At any time, he could have proven his divinity, but he chose not to. He chose instead to live the life of a servant. He came not to conquer but to build community. He came to bring glory to God and not to himself. Had he wanted, he could have ruled the world by force. Instead he chose to sacrifice himself for the world. Had Jesus become the leader that the Israelites were looking for, Jesus would have been lord over a temporary kingdom, but instead the kingdom he built and is continuing to build through us is one that will last an eternity. And that is the difference between givers and takers. Givers are looking at the long haul. They are looking to make the world a better place. And even if that means sacrificing personal glory, they know that the contribution they make will long outlast anything else they could achieve.
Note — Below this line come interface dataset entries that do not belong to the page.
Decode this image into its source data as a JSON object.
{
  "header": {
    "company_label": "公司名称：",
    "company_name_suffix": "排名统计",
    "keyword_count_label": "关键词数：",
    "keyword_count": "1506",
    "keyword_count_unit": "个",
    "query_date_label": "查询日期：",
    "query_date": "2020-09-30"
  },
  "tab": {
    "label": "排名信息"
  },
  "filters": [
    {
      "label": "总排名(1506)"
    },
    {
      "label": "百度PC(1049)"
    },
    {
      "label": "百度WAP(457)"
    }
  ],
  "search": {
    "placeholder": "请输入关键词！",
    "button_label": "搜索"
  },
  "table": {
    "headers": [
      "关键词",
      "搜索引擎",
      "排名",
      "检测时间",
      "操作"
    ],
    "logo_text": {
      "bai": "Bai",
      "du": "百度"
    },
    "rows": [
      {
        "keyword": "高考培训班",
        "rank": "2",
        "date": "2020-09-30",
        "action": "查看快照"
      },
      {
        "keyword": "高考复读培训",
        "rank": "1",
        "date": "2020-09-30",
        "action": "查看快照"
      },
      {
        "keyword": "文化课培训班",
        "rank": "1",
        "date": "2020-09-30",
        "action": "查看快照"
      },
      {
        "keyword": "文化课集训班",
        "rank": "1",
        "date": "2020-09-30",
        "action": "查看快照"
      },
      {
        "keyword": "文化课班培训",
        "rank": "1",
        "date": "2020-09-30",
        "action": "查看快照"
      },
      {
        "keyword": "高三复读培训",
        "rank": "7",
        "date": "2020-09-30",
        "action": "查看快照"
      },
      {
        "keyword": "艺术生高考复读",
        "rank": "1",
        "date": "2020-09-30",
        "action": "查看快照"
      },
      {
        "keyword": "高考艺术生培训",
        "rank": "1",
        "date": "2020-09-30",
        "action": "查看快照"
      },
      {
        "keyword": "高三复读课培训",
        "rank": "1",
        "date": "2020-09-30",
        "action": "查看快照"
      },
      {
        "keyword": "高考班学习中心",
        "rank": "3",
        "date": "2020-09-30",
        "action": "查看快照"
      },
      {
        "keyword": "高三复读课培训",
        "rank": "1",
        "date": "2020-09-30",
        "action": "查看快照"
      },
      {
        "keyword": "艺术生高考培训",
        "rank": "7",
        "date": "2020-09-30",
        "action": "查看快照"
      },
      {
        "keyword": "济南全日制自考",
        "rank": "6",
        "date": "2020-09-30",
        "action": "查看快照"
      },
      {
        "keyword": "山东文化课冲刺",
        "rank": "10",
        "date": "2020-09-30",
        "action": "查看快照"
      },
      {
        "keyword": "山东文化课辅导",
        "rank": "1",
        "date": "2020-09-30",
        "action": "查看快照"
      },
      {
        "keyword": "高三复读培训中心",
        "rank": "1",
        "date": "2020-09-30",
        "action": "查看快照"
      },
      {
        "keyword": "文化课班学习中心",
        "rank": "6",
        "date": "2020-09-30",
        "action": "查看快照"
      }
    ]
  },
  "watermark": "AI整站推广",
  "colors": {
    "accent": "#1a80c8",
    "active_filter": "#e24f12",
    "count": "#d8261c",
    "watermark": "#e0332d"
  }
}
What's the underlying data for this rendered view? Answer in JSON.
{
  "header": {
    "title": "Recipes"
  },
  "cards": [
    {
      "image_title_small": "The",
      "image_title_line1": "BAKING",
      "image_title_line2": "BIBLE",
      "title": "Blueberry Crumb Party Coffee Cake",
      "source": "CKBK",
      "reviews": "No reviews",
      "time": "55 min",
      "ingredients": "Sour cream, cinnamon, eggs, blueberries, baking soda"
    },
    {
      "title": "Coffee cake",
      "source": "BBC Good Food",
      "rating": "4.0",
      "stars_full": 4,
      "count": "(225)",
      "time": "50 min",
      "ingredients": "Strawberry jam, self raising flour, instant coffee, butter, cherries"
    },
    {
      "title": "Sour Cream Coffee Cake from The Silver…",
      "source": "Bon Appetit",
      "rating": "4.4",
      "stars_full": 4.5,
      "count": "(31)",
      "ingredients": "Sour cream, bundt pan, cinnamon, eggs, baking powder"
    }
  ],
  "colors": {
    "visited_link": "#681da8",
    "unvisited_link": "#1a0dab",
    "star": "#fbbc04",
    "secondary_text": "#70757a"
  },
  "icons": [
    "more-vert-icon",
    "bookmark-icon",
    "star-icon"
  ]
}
One of my favorite stories is about a man named Cliff Gardner.
Like George Meyers, you probably don’t know him unless you watched Sports Night like I did. There was a scene in one episode where one of the characters Sam, is explaining exactly who Cliff Gardner was to the studio executives. He starts out by asking, “Do you know who Philo Farnsworth was? He invented the television. I don’t mean he invented television like Uncle Milty, I mean he invented the television in a little house in Provo, Utah. But the one I really admire is his brother-in-law, Cliff Gardner. He said to Philo, ‘I know everyone thinks you’re crazy, but I want to be a part of this. I don’t have your head for science…but it sounds like in order to do your testing, you’re gonna need glass tubes.’ See Philo was inventing the cathode receptor, and even though Cliff didn’t know what that meant or how that worked, he’d seen Philo’s drawings and he knew they were gonna need glass tubes and since television hadn’t been invented yet, it wasn’t like they could get them at the local TV repair shop. ‘I want to be a part of this,’ Cliff said, ‘and I don’t have your head for science. How would it be if I taught myself to be a glassblower? And I could set up a little shop in the backyard. And I could make all the tubes you’ll need for testing.’ There oughta be Congressional medals for people like that.” The world needs more Cliff Gardners and more George Meyers. We don’t need more Frank Lloyd Wright’s. If we want to get the job done that Christ has given us, we need to be in the business of building people up, not taking people down. Life is not a zero-sum game. Life is not a zero-sum game. We don’t have to sacrifice the well-being of other people to get ahead ourselves. Instead, we need to be focused on being disciple builders. We need to focus on the needs and well-being of others and not worry about the credit we receive. Because there is only one person whose approval we should be seeking, and his home is our ultimate destination. In the name of the Father and of the Son and of the Holy Spirit. Amen.
 Adam Grant, Give and Take, p. 78. Details about Wright’s self-centered actions and Meyer’s selfless ones are all taken from Adam Grant’s book in the chapter The Ripple Effect.
 Grant, p. 74.
 Grant, p. 93.